Measurement was a key theme of the conference as Janice Noronha, PwC Canada noted that “GDP is just on component in valuing, we need to move to a broader form of measurement.” Noronha is a partner within the Risks Assurance Services of PwC Montreal, specialising in Sustainability and Climate Change Practise. She continued to point out that 99% of sustainability reports today sit in the measurement column and these she believes need to move along to the next column that looks at what is valued.
Governments she sees doing this but not manufacturers. Not yet. Water was given as an example of how a resource or commodity is valued differently, comparing its price in Canada a country that boasts over 20% of the world’s surface freshwater, while Australia experiences regular and often extended periods of shortage such as the ‘millennium drought’ (2000-2010).
Managing supply chain
“In 1996 when the photo emerged of a child stitching a [branded] soccer ball there was no way for Nike to know” according to Leonard Bonanni, “now there is no excuse for them not to know”. Bonanni is Founder and CEO of Sourcemap, a software company that is dedicated to supply chain transparency with clients that include the VF Corporation.
Integrating sustainability into retail operations panel discussion (l. to r.) Jessica Iida, Lululemon; Anika Kozlowski, Ryerson University; Karine Kicak, Aldo Group; Mike Newman, Returnity. © Marie O’Mahony
The growth of companies like Sourcemap is indicative of the complexity inherent in managing a supply chain that can span continents. It also points to consumer cynicism around ‘green washing’ and the demand this has created for data that is itself transparent and verifiable. Suppliers are realising the market value of transparency without it the premium contracts will go elsewhere. For the brands themselves Bonanni points to an additional benefit in attracting the best talent as he puts it “who doesn’t want to work for a company that knows what it’s doing!”

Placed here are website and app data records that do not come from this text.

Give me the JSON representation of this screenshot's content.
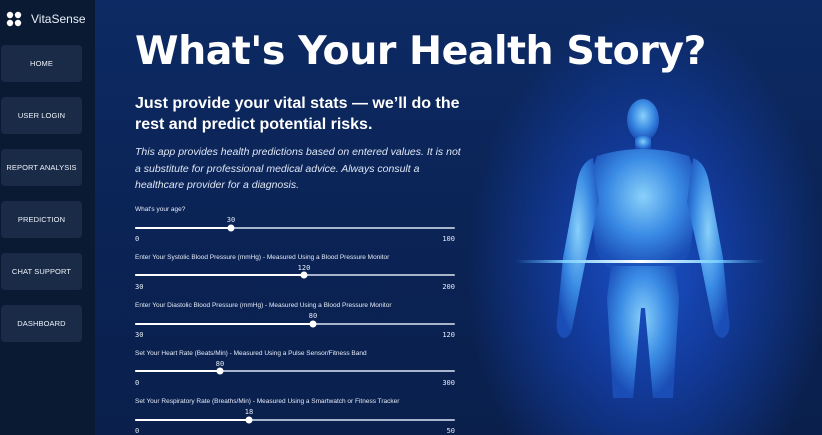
{
  "app": {
    "name": "VitaSense"
  },
  "sidebar": {
    "items": [
      {
        "label": "HOME"
      },
      {
        "label": "USER LOGIN"
      },
      {
        "label": "REPORT ANALYSIS"
      },
      {
        "label": "PREDICTION"
      },
      {
        "label": "CHAT SUPPORT"
      },
      {
        "label": "DASHBOARD"
      }
    ]
  },
  "main": {
    "title": "What's Your Health Story?",
    "subtitle": "Just provide your vital stats — we’ll do the rest and predict potential risks.",
    "description": "This app provides health predictions based on entered values. It is not a substitute for professional medical advice. Always consult a healthcare provider for a diagnosis."
  },
  "sliders": [
    {
      "label": "What's your age?",
      "value": "30",
      "min": "0",
      "max": "100"
    },
    {
      "label": "Enter Your Systolic Blood Pressure (mmHg) - Measured Using a Blood Pressure Monitor",
      "value": "120",
      "min": "30",
      "max": "200"
    },
    {
      "label": "Enter Your Diastolic Blood Pressure (mmHg) - Measured Using a Blood Pressure Monitor",
      "value": "80",
      "min": "30",
      "max": "120"
    },
    {
      "label": "Set Your Heart Rate (Beats/Min) - Measured Using a Pulse Sensor/Fitness Band",
      "value": "80",
      "min": "0",
      "max": "300"
    },
    {
      "label": "Set Your Respiratory Rate (Breaths/Min) - Measured Using a Smartwatch or Fitness Tracker",
      "value": "18",
      "min": "0",
      "max": "50"
    }
  ],
  "colors": {
    "sidebar_bg": "#0b1a33",
    "nav_bg": "#1a2b47",
    "main_bg": "#0b2456",
    "glow": "#4fb8ff"
  }
}
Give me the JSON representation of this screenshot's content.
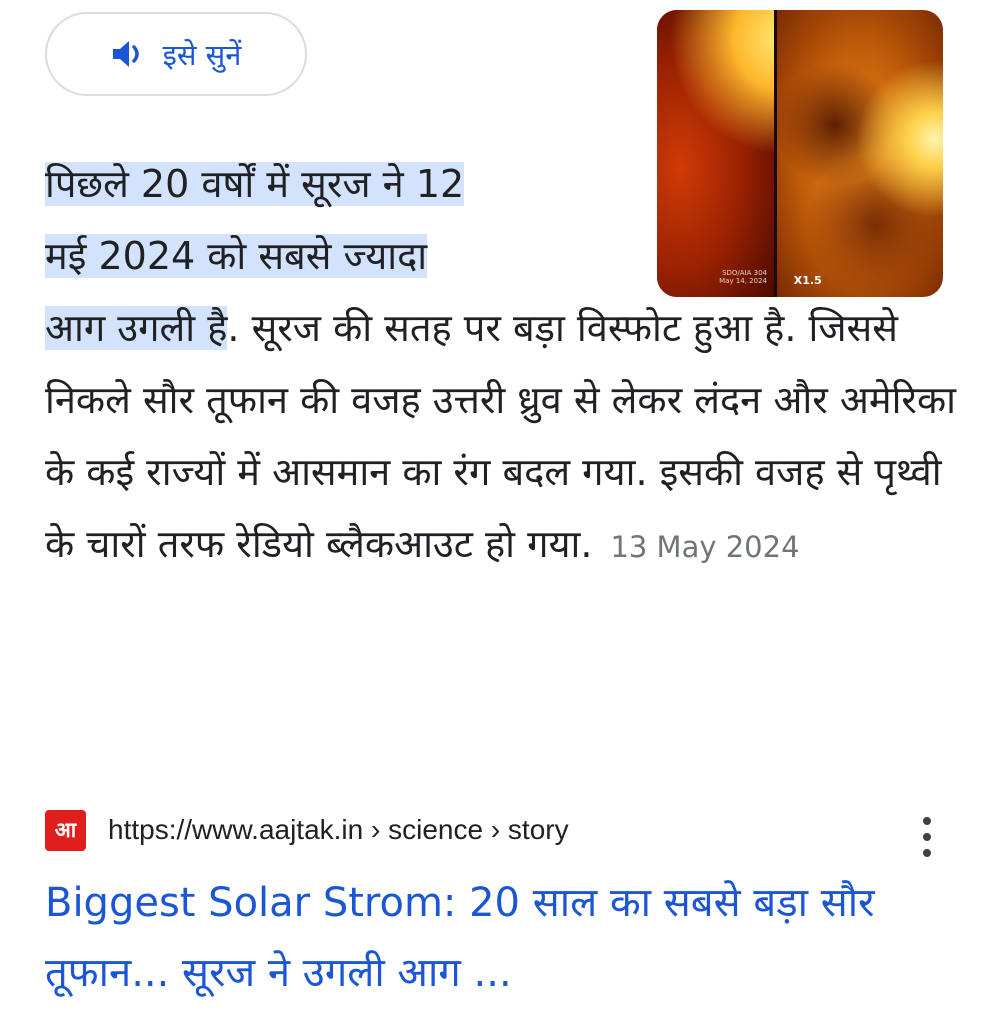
{
  "listen": {
    "label": "इसे सुनें",
    "icon": "speaker-icon",
    "color": "#1a56d6"
  },
  "thumbnail": {
    "caption_left_line1": "SDO/AIA 304",
    "caption_left_line2": "May 14, 2024",
    "caption_right": "X1.5"
  },
  "answer": {
    "highlight_line1": "पिछले 20 वर्षों में सूरज ने 12",
    "highlight_line2": "मई 2024 को सबसे ज्यादा",
    "highlight_line3": "आग उगली है",
    "continuation": ". सूरज की सतह पर बड़ा विस्फोट हुआ है. जिससे निकले सौर तूफान की वजह उत्तरी ध्रुव से लेकर लंदन और अमेरिका के कई राज्यों में आसमान का रंग बदल गया. इसकी वजह से पृथ्वी के चारों तरफ रेडियो ब्लैकआउट हो गया.",
    "date": "13 May 2024",
    "highlight_color": "#d3e3fd"
  },
  "source": {
    "favicon_text": "आ",
    "favicon_color": "#e01e1e",
    "url": "https://www.aajtak.in › science › story",
    "menu_icon": "more-vert-icon"
  },
  "result": {
    "title": "Biggest Solar Strom: 20 साल का सबसे बड़ा सौर तूफान... सूरज ने उगली आग ...",
    "link_color": "#1a56d6"
  }
}
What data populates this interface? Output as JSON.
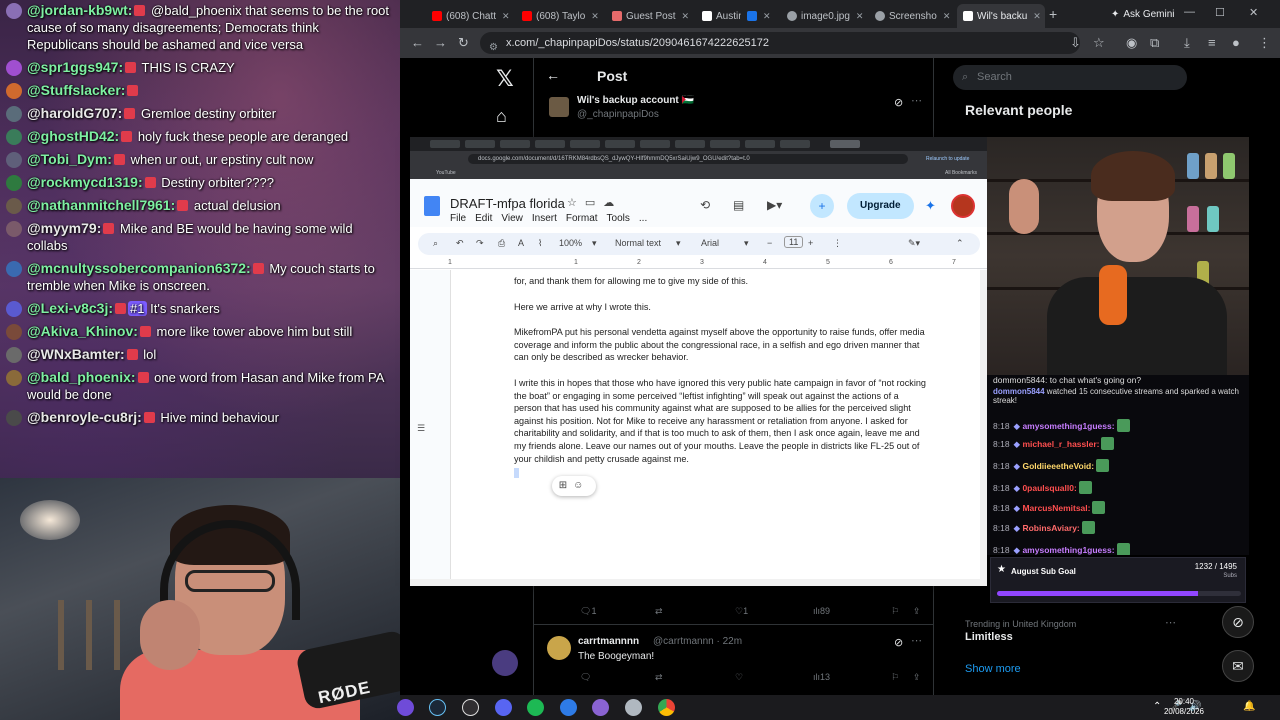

Accountability and justice
Tara Vassefi is a former human rights lawyer and currently the Director of Strategic Initiatives at Truepic, a technology company that specialises in image authentication for accountability and justice. The ubiquitous smartphone provides a platform for Truepic’s capability. The first step collects photos and video from user’s own phones that are then downloaded on an app. This is then subjected to digital forensics for authentication. Verifying the pixel data involves a reverse image test to check that it is in fact a 3D rather than 2D image – not a photo of a photo in other words. “We want to close trust gaps with images and videos,” explains Vassefi continuing “Blockchain to me was the only technology that could close that gap.”
Amanda Cosco, Electric Runway interviewing Mikhal Damiani, co-founder and CEO, Blue Bite. © Marie O’Mahony
Retail initiatives extended from discussion on bricks and mortar or e-commerce. The Aldo Group’s Karine Kicak described the 45-year old brand’s Corporate Social Responsibility aims and objectives with a global reach across over a hundred countries. The introduction a carbon footprint measurement process in 2013 has been used as a baseline for improvement across their own emissions and those of their partners achieving a 46% reduction of their own operational emissions by 2018 to become carbon neutral. This was achieved through a combination of reduction, replacement and offsetting.
An estimated 30-40% of online sales are returned. This is not simply because of poor size or fit. One trend amongst the Instagram generation is to buy online, photograph themselves in the new clothing and footwear then return it. So how does e-commerce go about changing this? “74% of Americans prioritise experience over product”, according to Mikhal Damiani, co-founder and CEO of Blue Bite, a B2B software platform that connects brands with consumers with clients that includes Adidas and Spyder.
Interviewed by Electric Runway’s Amanda Cosco the discussion focus was on e-commerce. Indicative of the way that sustainability is moving away from conventional swing tag approach, the discussion centred around building consumer awareness and engagement through the experiences afforded by storytelling and gamification. Using NFC or QR codes, consumers can easily access and activate experiences that start with their product purchase and extend to their mobile phone. Layers build and connect including capability such as product authentication and exclusive content.
Breakout session at WEAR 2019. © Cait Caulfield for Fashion Takes Action
Damiani describes the company as “enablers, it has to come from the brands and it’s really up to them to come to us with creative ideas”. During Q+A delegates had their own creative ideas of how the platform might be used from facilitating a brand shift from product to service/experience, to embedding a storytelling and authentication narrative in thrift store clothing and footwear.
As with all aspects of fashion and footwear the issue of sustainability and how to address it, embed it in the brand or product is changing rapidly. Events such as the WEAR conference that reach across the value chain have a vital role to play in facilitating innovation and the partnerships that are needed to put them into practice.
Author: Marie O’Mahony • Published 29th October 2019